With spring finally becoming a reality, it is time to about ticks and other parasites that become more prevalent as the weather begins to warm. As a general rule, we are very fortunate in this valley to have less parasite problems than most of the rest of the country. Because we don’t see as many outward signs of parasites here, we tend to grow a little complacent in our approach to preventing parasite infestations and especially in remembering that there can be dangers to humans as well as to our pets. We will look at both internal and external parasites, products available to deal with parasites, and recommendations on preventative programs for parasites.

The most important external parasites seen in the valley include fleas, lice, ticks, mites, and mosquitoes. Each group has their own unique characteristics and disease potential.

Fleas- fleas are actually uncommon here, especially if we are talking of the true dog and cat flea. The only fleas we routinely see in our practice come from rabbits or rodents. These fleas usually only live on dogs and cats for a short time and they do not permanently infest your house. Despite this good news, they are still of concern because they can bite people and they can act as vectors for disease such as bubonic plague.

Lice are very common on our dogs, especially during the winter months. Though they are visible to the naked eye, they can be surprisingly difficult to see on thick-coated dogs. These lice are highly contagious to other dogs, but do not infest other species. Nevertheless, our staff always seems to be a little itchy after we diagnose a case!

Ticks are the most common external parasite in our valley. They are especially common in the spring and seem to like both dogs and cats. Luckily, we are not aware of naturally occurring Lyme’s disease being transmitted by local ticks but they can carry other diseases that may make your pet both sick and uncomfortable. Likewise, pets can bring ticks into the house unattached where they may later bite a human.

Mites are fairly common parasites in both dogs and cats. Though most forms only infect the host, there are varieties that can infest other pets in the house and the human family members.

Mosquitoes seem to like all warm-blooded animals including our dogs and cats. In addition to being the vector for heartworm disease, mosquitoes also carry viral diseases that can infect both pets and humans. Because of the expected West Nile encephalitis risk, local public health officials are especially interested in reducing mosquito numbers.

Internal parasites are especially overlooked by both veterinarians and pet owners in our valley because we do not tend to see a lot of seriously sick animals resulting from internal parasite infections. Nevertheless, we need to be aware that they are present here and may occasionally cause serious problems for both people and pets.

Tapeworms are probably the most common internal parasite in the Roaring Fork Valley. To become infected with tapeworms, the final host must ingest an intermediate host where the infective form of the parasite lives. For example, the most common way dogs acquire tapeworms here is by eating an infected deer carcass. Cats tend to get tapeworms here by eating mice. Because we don’t have the common dog or cat flea here, tapeworms are not acquired by ingesting fleas, which is the most common way tapeworm infections are acquired in other states.

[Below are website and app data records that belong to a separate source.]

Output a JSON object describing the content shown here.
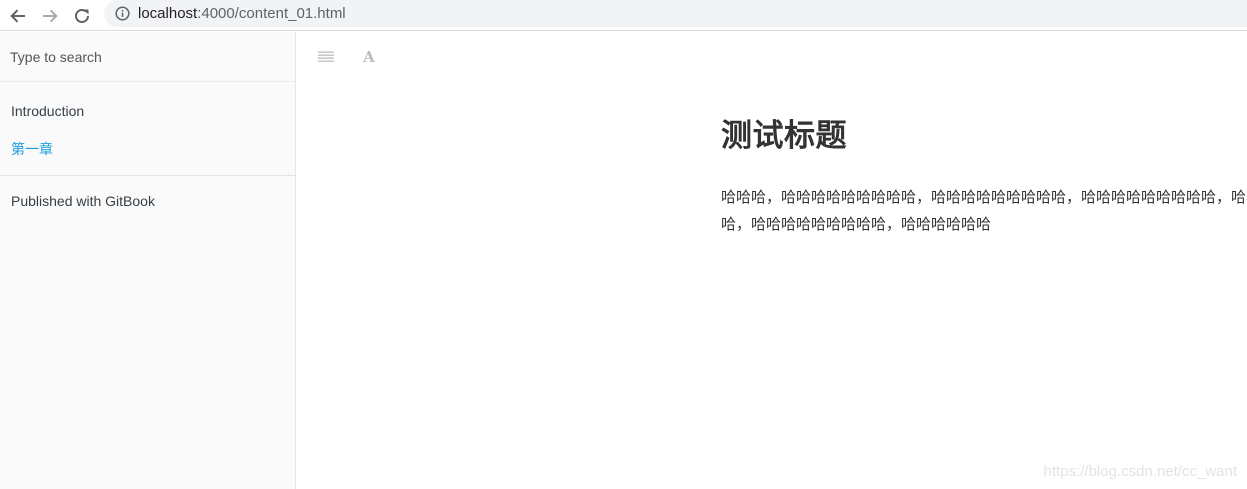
{
  "browser": {
    "url_host": "localhost",
    "url_path": ":4000/content_01.html",
    "icons": {
      "back": "arrow-left-icon",
      "forward": "arrow-right-icon",
      "reload": "reload-icon",
      "info": "info-circle-icon"
    }
  },
  "sidebar": {
    "search_placeholder": "Type to search",
    "items": [
      {
        "label": "Introduction",
        "active": false
      },
      {
        "label": "第一章",
        "active": true
      }
    ],
    "published": "Published with GitBook",
    "colors": {
      "active": "#1a9dd9",
      "text": "#364149"
    }
  },
  "toolbar": {
    "toc_icon": "menu-lines-icon",
    "font_label": "A",
    "font_icon": "font-settings-icon"
  },
  "page": {
    "title": "测试标题",
    "paragraph": "哈哈哈，哈哈哈哈哈哈哈哈哈，哈哈哈哈哈哈哈哈哈，哈哈哈哈哈哈哈哈哈，哈哈哈哈哈哈哈，哈哈哈哈哈哈哈哈哈，哈哈哈哈哈哈"
  },
  "watermark": "https://blog.csdn.net/cc_want"
}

Roundworms and hookworms are present in this valley and are especially worrisome in puppies and kittens since they may be infected directly from their mother. There also is some concern about these parasites infecting small children who may be playing in an area contaminated by dog or cat feces. Because of this risk, the Center for Disease Control is now recommending a much more rigorous campaign to reduce the risk of human infection.

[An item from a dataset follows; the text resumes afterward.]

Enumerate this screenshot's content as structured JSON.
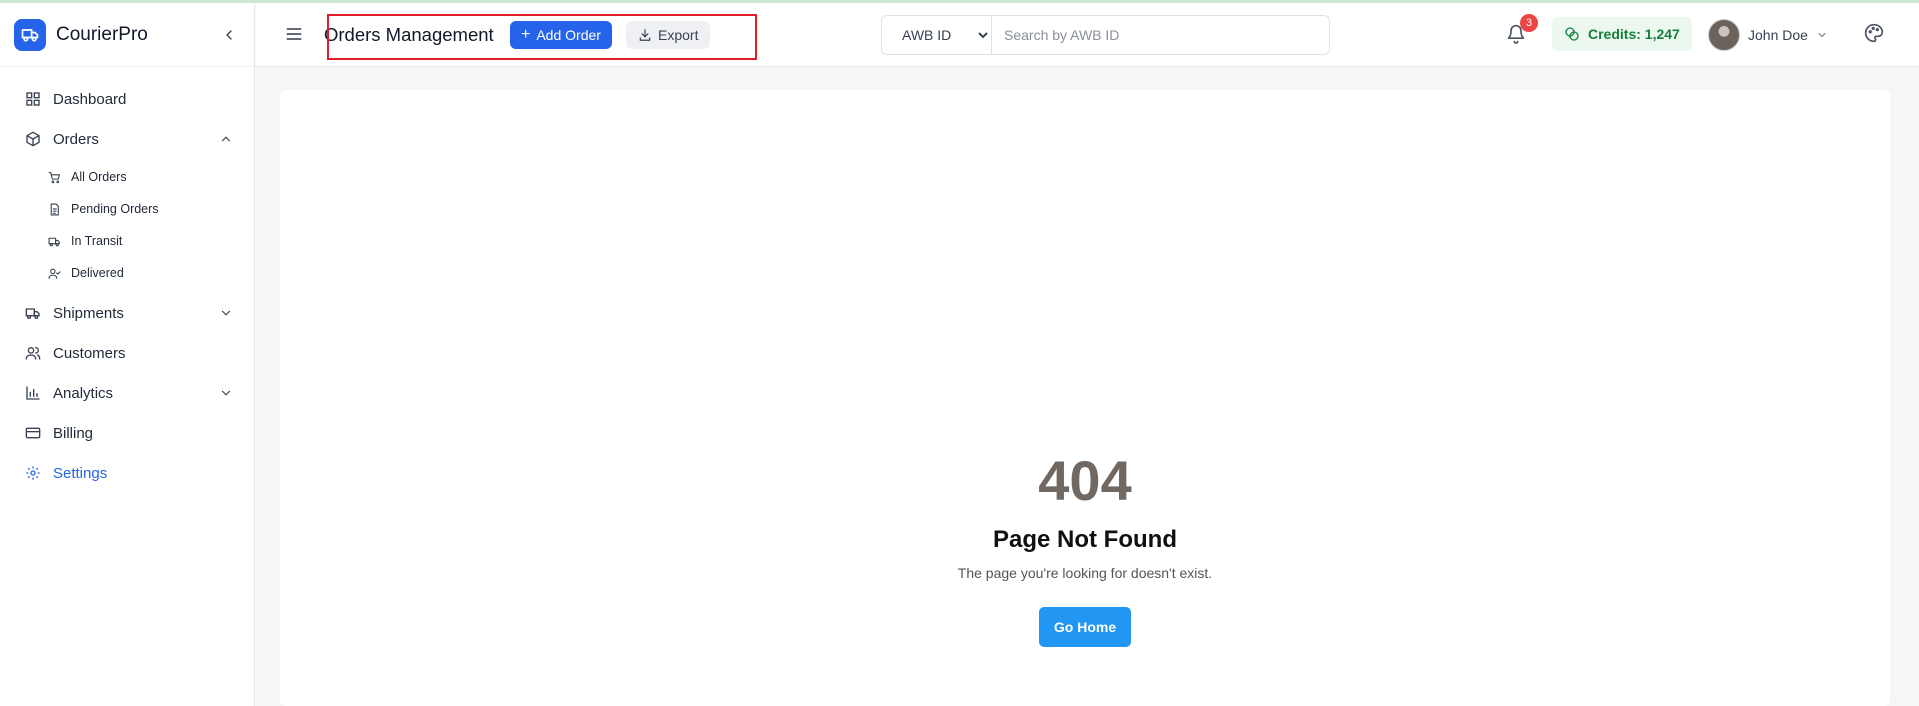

Heartworm is yet to be a major problem in our valley but is in such nearby communities as Grand Junction. Because it is often a fatal disease and is difficult to treat, prevention is highly recommended to anyone who travels out of the valley with their dog. Because the newer heartworm medications also contain broad spectrum wormers for intestinal parasites, we now commonly recommend putting all dogs on heartworm prevention since we are also worming our dogs monthly with this program. Cats can also acquire heartworm disease but it is rare except in areas of high risk.

Giardia is a very common parasite in the valley, with virtually all open water sources containing giardia cyst. Not all animals that ingest giardia will become clinically infected and many pets will never show signs of infection. Our biggest concern is those animals that do not mount a good immune response and seem to become chronically infected.

With all of these different parasites, it becomes quite a challenge to choose the correct preventative product for your animal’s needs. Luckily, there are many new products available that are quite effective and have a lower risk of complications than the products often seen in the grocery stores. Because there are so many different considerations, we encourage you to consult with one of our doctors or technicians regarding your pet’s individual needs and risks.

Chad Roeber DVM